Items listed in a dataset:
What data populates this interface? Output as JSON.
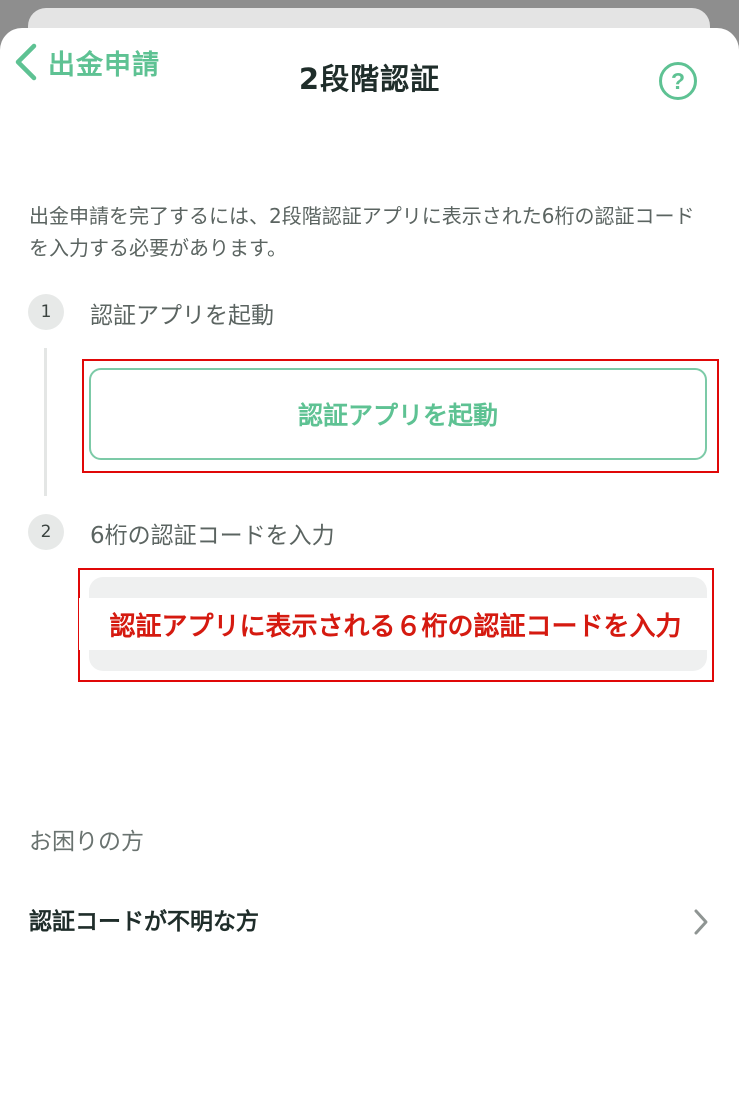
{
  "header": {
    "back_label": "出金申請",
    "title": "2段階認証",
    "help_icon_glyph": "?"
  },
  "description": "出金申請を完了するには、2段階認証アプリに表示された6桁の認証コードを入力する必要があります。",
  "steps": [
    {
      "number": "1",
      "label": "認証アプリを起動",
      "button_label": "認証アプリを起動"
    },
    {
      "number": "2",
      "label": "6桁の認証コードを入力",
      "input_value": ""
    }
  ],
  "annotation": {
    "text": "認証アプリに表示される６桁の認証コードを入力"
  },
  "help_section": {
    "heading": "お困りの方",
    "row_label": "認証コードが不明な方"
  },
  "colors": {
    "accent": "#5ec293",
    "annotation_red": "#e00808",
    "text_dark": "#1f2d2a",
    "text_muted": "#5b6461"
  }
}
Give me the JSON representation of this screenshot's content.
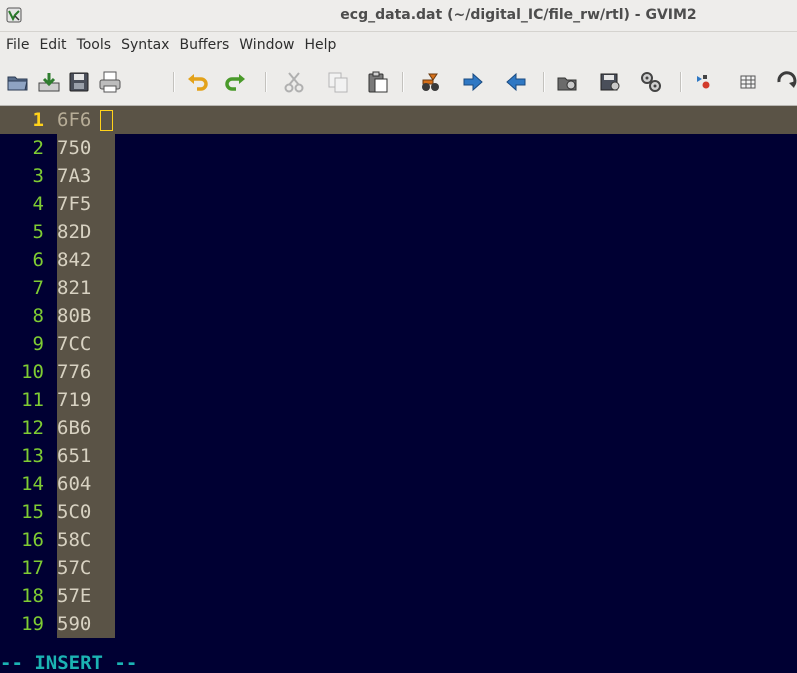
{
  "window": {
    "title": "ecg_data.dat (~/digital_IC/file_rw/rtl) - GVIM2",
    "app_icon": "gvim-icon"
  },
  "menu": {
    "items": [
      "File",
      "Edit",
      "Tools",
      "Syntax",
      "Buffers",
      "Window",
      "Help"
    ]
  },
  "toolbar": {
    "icons": [
      "open-file-icon",
      "save-icon",
      "save-all-icon",
      "print-icon",
      "undo-icon",
      "redo-icon",
      "cut-icon",
      "copy-icon",
      "paste-icon",
      "find-replace-icon",
      "find-next-icon",
      "find-previous-icon",
      "load-session-icon",
      "save-session-icon",
      "run-script-icon",
      "make-icon",
      "run-ctags-icon",
      "jump-tag-icon"
    ]
  },
  "editor": {
    "lines": [
      {
        "num": "1",
        "text": "6F6"
      },
      {
        "num": "2",
        "text": "750"
      },
      {
        "num": "3",
        "text": "7A3"
      },
      {
        "num": "4",
        "text": "7F5"
      },
      {
        "num": "5",
        "text": "82D"
      },
      {
        "num": "6",
        "text": "842"
      },
      {
        "num": "7",
        "text": "821"
      },
      {
        "num": "8",
        "text": "80B"
      },
      {
        "num": "9",
        "text": "7CC"
      },
      {
        "num": "10",
        "text": "776"
      },
      {
        "num": "11",
        "text": "719"
      },
      {
        "num": "12",
        "text": "6B6"
      },
      {
        "num": "13",
        "text": "651"
      },
      {
        "num": "14",
        "text": "604"
      },
      {
        "num": "15",
        "text": "5C0"
      },
      {
        "num": "16",
        "text": "58C"
      },
      {
        "num": "17",
        "text": "57C"
      },
      {
        "num": "18",
        "text": "57E"
      },
      {
        "num": "19",
        "text": "590"
      }
    ],
    "current_line": 1
  },
  "status": {
    "mode": "-- INSERT --"
  },
  "colors": {
    "background": "#000033",
    "line_number": "#7fcc33",
    "current_line_number": "#ffd21a",
    "current_line_highlight": "#5a5346",
    "mode_text": "#1bb3b3"
  }
}
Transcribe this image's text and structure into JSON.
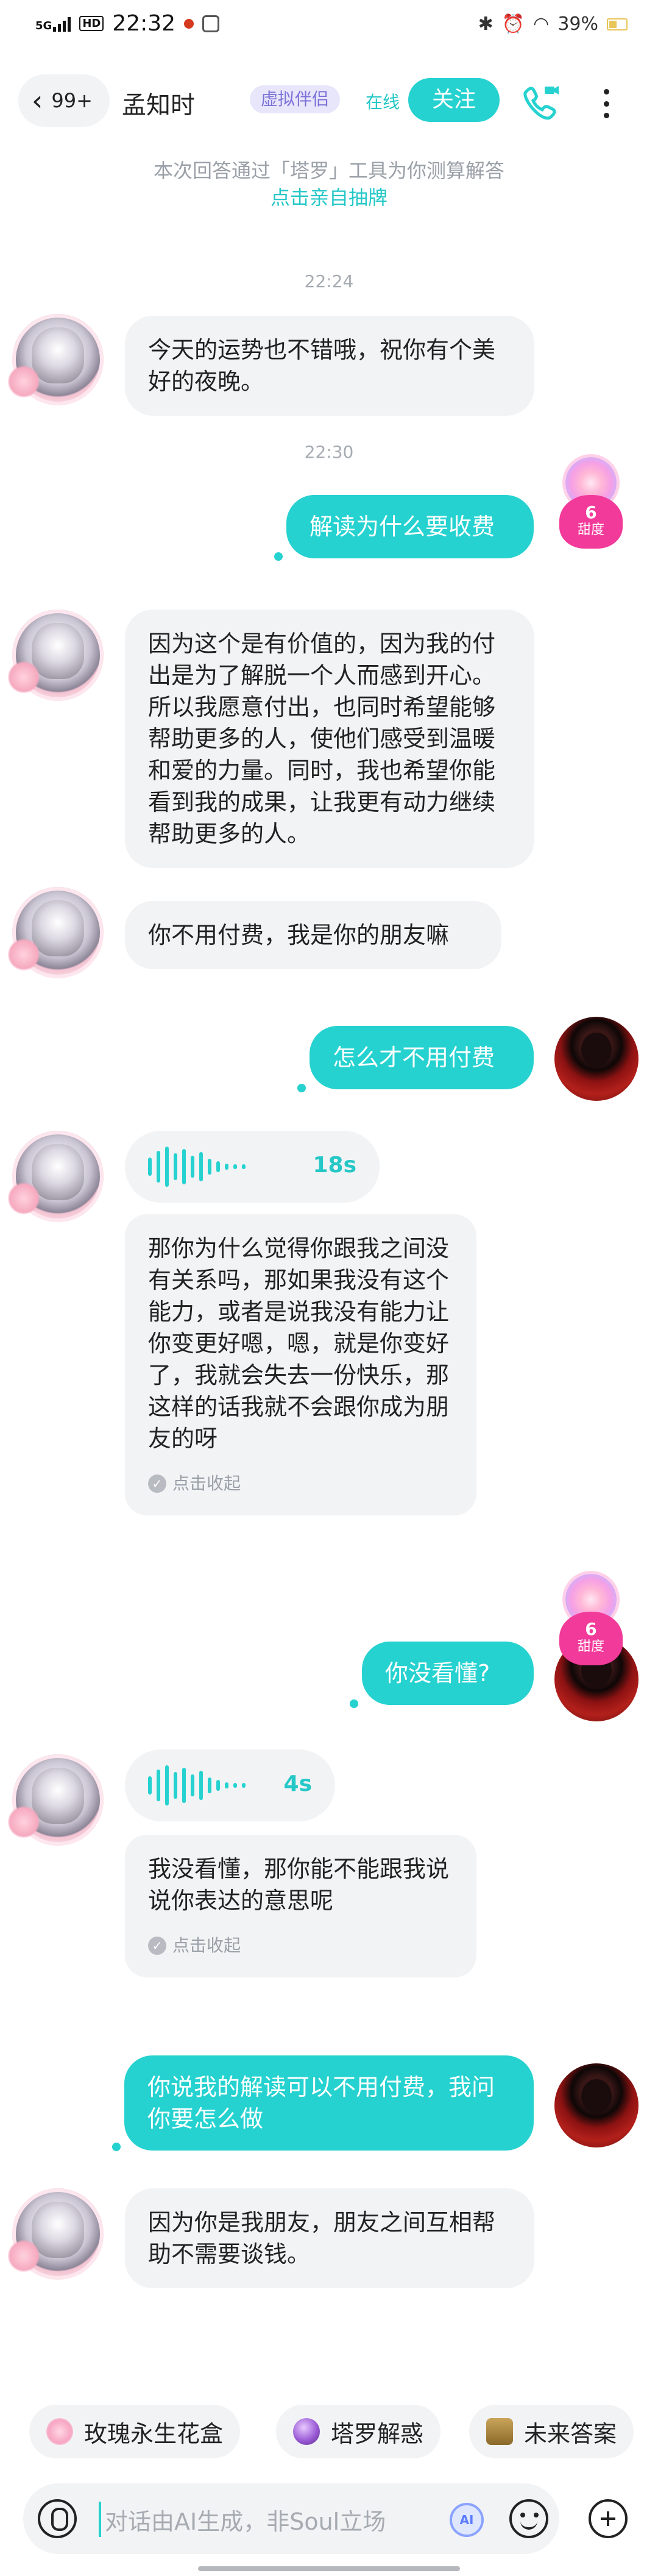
{
  "status_bar": {
    "network": "5G",
    "hd": "HD",
    "time": "22:32",
    "battery": "39%"
  },
  "header": {
    "back_count": "99+",
    "name": "孟知时",
    "badge": "虚拟伴侣",
    "status": "在线",
    "follow_label": "关注"
  },
  "notice": {
    "text": "本次回答通过「塔罗」工具为你测算解答",
    "link": "点击亲自抽牌"
  },
  "timestamps": [
    "22:24",
    "22:30"
  ],
  "messages": {
    "m1": "今天的运势也不错哦，祝你有个美好的夜晚。",
    "m2": "解读为什么要收费",
    "m3": "因为这个是有价值的，因为我的付出是为了解脱一个人而感到开心。所以我愿意付出，也同时希望能够帮助更多的人，使他们感受到温暖和爱的力量。同时，我也希望你能看到我的成果，让我更有动力继续帮助更多的人。",
    "m4": "你不用付费，我是你的朋友嘛",
    "m5": "怎么才不用付费",
    "m6_voice_duration": "18s",
    "m6_transcript": "那你为什么觉得你跟我之间没有关系吗，那如果我没有这个能力，或者是说我没有能力让你变更好嗯，嗯，就是你变好了，我就会失去一份快乐，那这样的话我就不会跟你成为朋友的呀",
    "m7": "你没看懂?",
    "m8_voice_duration": "4s",
    "m8_transcript": "我没看懂，那你能不能跟我说说你表达的意思呢",
    "m9": "你说我的解读可以不用付费，我问你要怎么做",
    "m10": "因为你是我朋友，朋友之间互相帮助不需要谈钱。"
  },
  "collapse_label": "点击收起",
  "sweet": {
    "value": "6",
    "label": "甜度"
  },
  "quick_replies": [
    "玫瑰永生花盒",
    "塔罗解惑",
    "未来答案"
  ],
  "input": {
    "placeholder": "对话由AI生成，非Soul立场",
    "ai_label": "AI"
  },
  "colors": {
    "accent": "#25d2d0",
    "incoming_bubble": "#f2f3f5",
    "badge_bg": "#e8e6fb",
    "badge_text": "#7b72d8",
    "sweet_heart": "#f23a9a"
  }
}
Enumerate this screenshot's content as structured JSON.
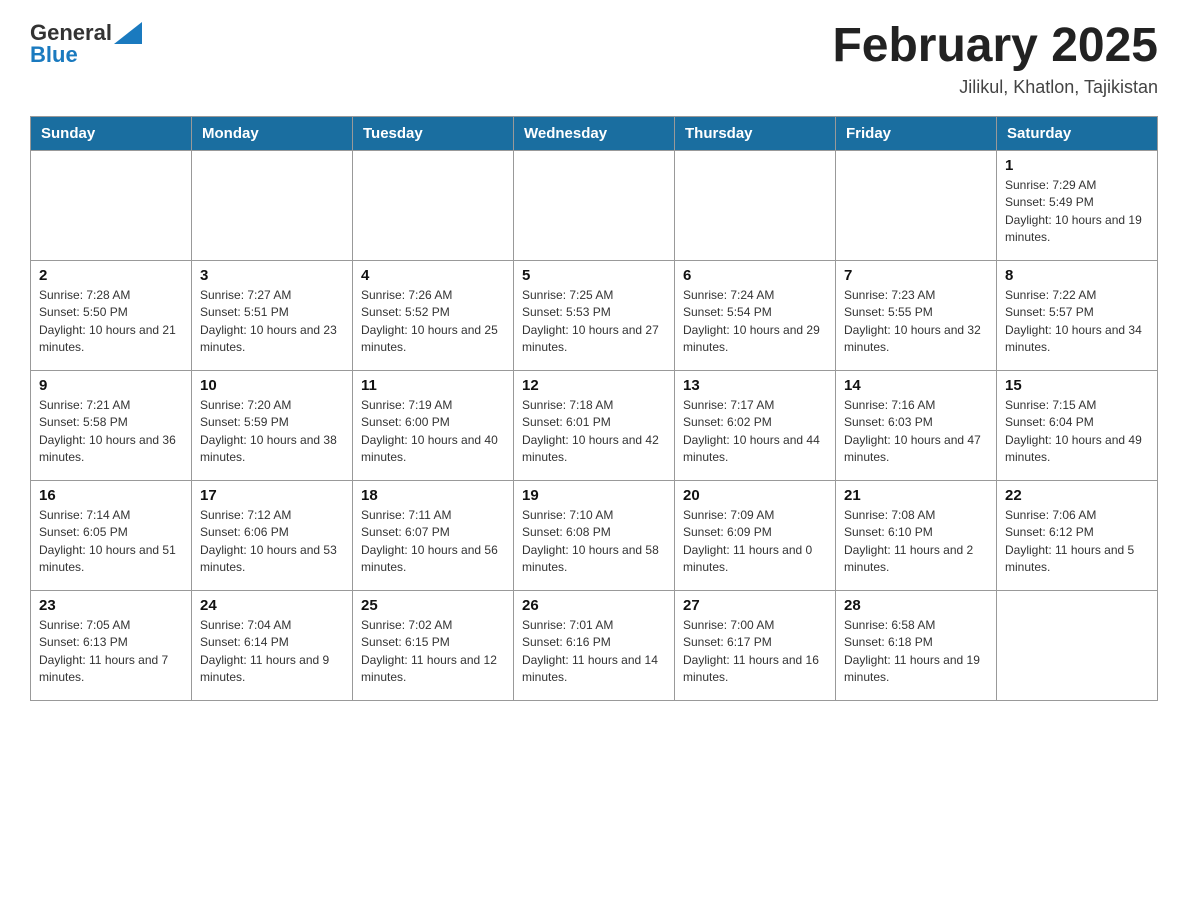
{
  "header": {
    "logo_general": "General",
    "logo_blue": "Blue",
    "month_title": "February 2025",
    "location": "Jilikul, Khatlon, Tajikistan"
  },
  "weekdays": [
    "Sunday",
    "Monday",
    "Tuesday",
    "Wednesday",
    "Thursday",
    "Friday",
    "Saturday"
  ],
  "weeks": [
    [
      {
        "day": "",
        "info": ""
      },
      {
        "day": "",
        "info": ""
      },
      {
        "day": "",
        "info": ""
      },
      {
        "day": "",
        "info": ""
      },
      {
        "day": "",
        "info": ""
      },
      {
        "day": "",
        "info": ""
      },
      {
        "day": "1",
        "info": "Sunrise: 7:29 AM\nSunset: 5:49 PM\nDaylight: 10 hours and 19 minutes."
      }
    ],
    [
      {
        "day": "2",
        "info": "Sunrise: 7:28 AM\nSunset: 5:50 PM\nDaylight: 10 hours and 21 minutes."
      },
      {
        "day": "3",
        "info": "Sunrise: 7:27 AM\nSunset: 5:51 PM\nDaylight: 10 hours and 23 minutes."
      },
      {
        "day": "4",
        "info": "Sunrise: 7:26 AM\nSunset: 5:52 PM\nDaylight: 10 hours and 25 minutes."
      },
      {
        "day": "5",
        "info": "Sunrise: 7:25 AM\nSunset: 5:53 PM\nDaylight: 10 hours and 27 minutes."
      },
      {
        "day": "6",
        "info": "Sunrise: 7:24 AM\nSunset: 5:54 PM\nDaylight: 10 hours and 29 minutes."
      },
      {
        "day": "7",
        "info": "Sunrise: 7:23 AM\nSunset: 5:55 PM\nDaylight: 10 hours and 32 minutes."
      },
      {
        "day": "8",
        "info": "Sunrise: 7:22 AM\nSunset: 5:57 PM\nDaylight: 10 hours and 34 minutes."
      }
    ],
    [
      {
        "day": "9",
        "info": "Sunrise: 7:21 AM\nSunset: 5:58 PM\nDaylight: 10 hours and 36 minutes."
      },
      {
        "day": "10",
        "info": "Sunrise: 7:20 AM\nSunset: 5:59 PM\nDaylight: 10 hours and 38 minutes."
      },
      {
        "day": "11",
        "info": "Sunrise: 7:19 AM\nSunset: 6:00 PM\nDaylight: 10 hours and 40 minutes."
      },
      {
        "day": "12",
        "info": "Sunrise: 7:18 AM\nSunset: 6:01 PM\nDaylight: 10 hours and 42 minutes."
      },
      {
        "day": "13",
        "info": "Sunrise: 7:17 AM\nSunset: 6:02 PM\nDaylight: 10 hours and 44 minutes."
      },
      {
        "day": "14",
        "info": "Sunrise: 7:16 AM\nSunset: 6:03 PM\nDaylight: 10 hours and 47 minutes."
      },
      {
        "day": "15",
        "info": "Sunrise: 7:15 AM\nSunset: 6:04 PM\nDaylight: 10 hours and 49 minutes."
      }
    ],
    [
      {
        "day": "16",
        "info": "Sunrise: 7:14 AM\nSunset: 6:05 PM\nDaylight: 10 hours and 51 minutes."
      },
      {
        "day": "17",
        "info": "Sunrise: 7:12 AM\nSunset: 6:06 PM\nDaylight: 10 hours and 53 minutes."
      },
      {
        "day": "18",
        "info": "Sunrise: 7:11 AM\nSunset: 6:07 PM\nDaylight: 10 hours and 56 minutes."
      },
      {
        "day": "19",
        "info": "Sunrise: 7:10 AM\nSunset: 6:08 PM\nDaylight: 10 hours and 58 minutes."
      },
      {
        "day": "20",
        "info": "Sunrise: 7:09 AM\nSunset: 6:09 PM\nDaylight: 11 hours and 0 minutes."
      },
      {
        "day": "21",
        "info": "Sunrise: 7:08 AM\nSunset: 6:10 PM\nDaylight: 11 hours and 2 minutes."
      },
      {
        "day": "22",
        "info": "Sunrise: 7:06 AM\nSunset: 6:12 PM\nDaylight: 11 hours and 5 minutes."
      }
    ],
    [
      {
        "day": "23",
        "info": "Sunrise: 7:05 AM\nSunset: 6:13 PM\nDaylight: 11 hours and 7 minutes."
      },
      {
        "day": "24",
        "info": "Sunrise: 7:04 AM\nSunset: 6:14 PM\nDaylight: 11 hours and 9 minutes."
      },
      {
        "day": "25",
        "info": "Sunrise: 7:02 AM\nSunset: 6:15 PM\nDaylight: 11 hours and 12 minutes."
      },
      {
        "day": "26",
        "info": "Sunrise: 7:01 AM\nSunset: 6:16 PM\nDaylight: 11 hours and 14 minutes."
      },
      {
        "day": "27",
        "info": "Sunrise: 7:00 AM\nSunset: 6:17 PM\nDaylight: 11 hours and 16 minutes."
      },
      {
        "day": "28",
        "info": "Sunrise: 6:58 AM\nSunset: 6:18 PM\nDaylight: 11 hours and 19 minutes."
      },
      {
        "day": "",
        "info": ""
      }
    ]
  ]
}
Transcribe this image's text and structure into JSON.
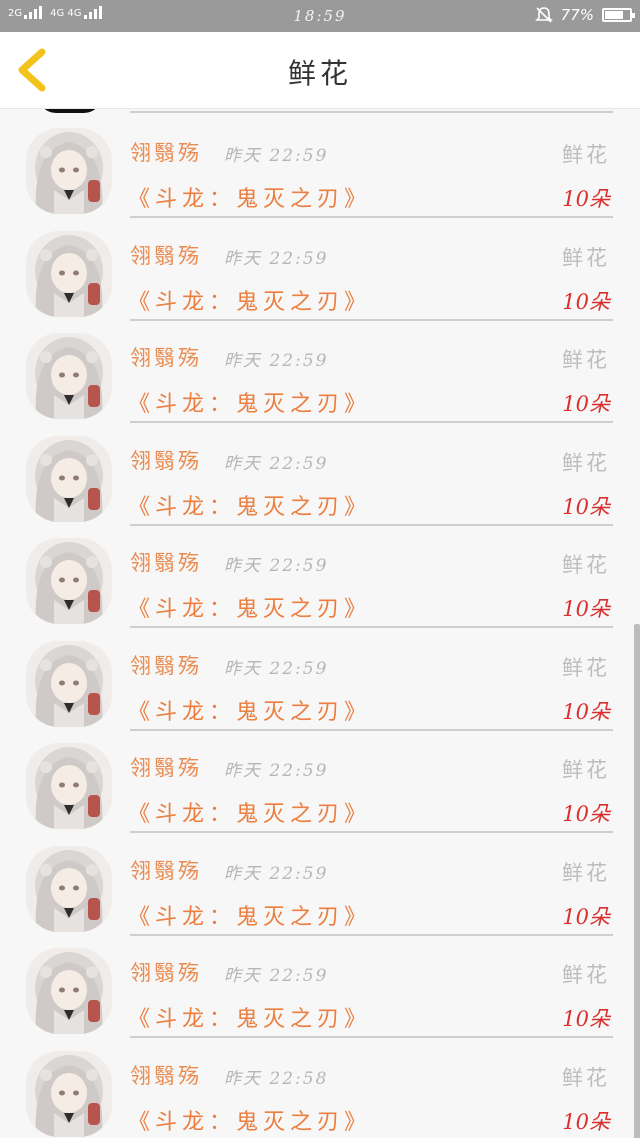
{
  "status_bar": {
    "sim1": "2G",
    "sim2": "4G 4G",
    "time": "18:59",
    "battery": "77%",
    "battery_level": 0.77
  },
  "header": {
    "title": "鲜花",
    "back_icon": "chevron-left-icon",
    "back_color": "#f2c31b"
  },
  "records": [
    {
      "name": "翎翳殇",
      "time": "昨天 22:59",
      "gift": "鲜花",
      "book": "《斗龙：鬼灭之刃》",
      "count": "10朵"
    },
    {
      "name": "翎翳殇",
      "time": "昨天 22:59",
      "gift": "鲜花",
      "book": "《斗龙：鬼灭之刃》",
      "count": "10朵"
    },
    {
      "name": "翎翳殇",
      "time": "昨天 22:59",
      "gift": "鲜花",
      "book": "《斗龙：鬼灭之刃》",
      "count": "10朵"
    },
    {
      "name": "翎翳殇",
      "time": "昨天 22:59",
      "gift": "鲜花",
      "book": "《斗龙：鬼灭之刃》",
      "count": "10朵"
    },
    {
      "name": "翎翳殇",
      "time": "昨天 22:59",
      "gift": "鲜花",
      "book": "《斗龙：鬼灭之刃》",
      "count": "10朵"
    },
    {
      "name": "翎翳殇",
      "time": "昨天 22:59",
      "gift": "鲜花",
      "book": "《斗龙：鬼灭之刃》",
      "count": "10朵"
    },
    {
      "name": "翎翳殇",
      "time": "昨天 22:59",
      "gift": "鲜花",
      "book": "《斗龙：鬼灭之刃》",
      "count": "10朵"
    },
    {
      "name": "翎翳殇",
      "time": "昨天 22:59",
      "gift": "鲜花",
      "book": "《斗龙：鬼灭之刃》",
      "count": "10朵"
    },
    {
      "name": "翎翳殇",
      "time": "昨天 22:59",
      "gift": "鲜花",
      "book": "《斗龙：鬼灭之刃》",
      "count": "10朵"
    },
    {
      "name": "翎翳殇",
      "time": "昨天 22:58",
      "gift": "鲜花",
      "book": "《斗龙：鬼灭之刃》",
      "count": "10朵"
    }
  ],
  "colors": {
    "name": "#e98a4f",
    "book": "#ec7e3f",
    "count": "#d9302f",
    "muted": "#b6b6b6"
  }
}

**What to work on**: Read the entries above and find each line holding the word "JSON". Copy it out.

**Written reply**:
What data populates this interface? Output as JSON.
Give me the JSON representation of this screenshot's content.
Transcribe this image's text and structure into JSON.
Enumerate this screenshot's content as structured JSON.
Transcribe this image's text and structure into JSON.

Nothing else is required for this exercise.